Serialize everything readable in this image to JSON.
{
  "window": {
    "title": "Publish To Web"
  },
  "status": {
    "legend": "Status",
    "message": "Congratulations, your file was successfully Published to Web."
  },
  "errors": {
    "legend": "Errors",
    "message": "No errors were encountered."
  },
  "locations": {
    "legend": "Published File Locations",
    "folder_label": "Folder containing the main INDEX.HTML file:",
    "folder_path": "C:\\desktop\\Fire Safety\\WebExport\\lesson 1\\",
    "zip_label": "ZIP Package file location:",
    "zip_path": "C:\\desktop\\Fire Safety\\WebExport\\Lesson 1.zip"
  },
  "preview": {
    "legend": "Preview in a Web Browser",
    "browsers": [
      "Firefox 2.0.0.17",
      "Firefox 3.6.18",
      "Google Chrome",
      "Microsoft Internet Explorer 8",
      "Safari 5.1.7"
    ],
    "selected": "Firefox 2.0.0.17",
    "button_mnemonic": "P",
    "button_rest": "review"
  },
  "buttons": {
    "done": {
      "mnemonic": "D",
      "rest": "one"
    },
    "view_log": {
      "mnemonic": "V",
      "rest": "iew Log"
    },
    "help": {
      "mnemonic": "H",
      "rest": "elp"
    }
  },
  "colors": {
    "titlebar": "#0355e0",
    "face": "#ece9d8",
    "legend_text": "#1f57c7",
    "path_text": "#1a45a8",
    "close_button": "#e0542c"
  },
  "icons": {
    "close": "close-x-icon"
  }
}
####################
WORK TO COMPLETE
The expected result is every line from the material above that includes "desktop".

SOLVED EXERCISE
    "folder_path": "C:\\desktop\\Fire Safety\\WebExport\\lesson 1\\",
    "zip_path": "C:\\desktop\\Fire Safety\\WebExport\\Lesson 1.zip"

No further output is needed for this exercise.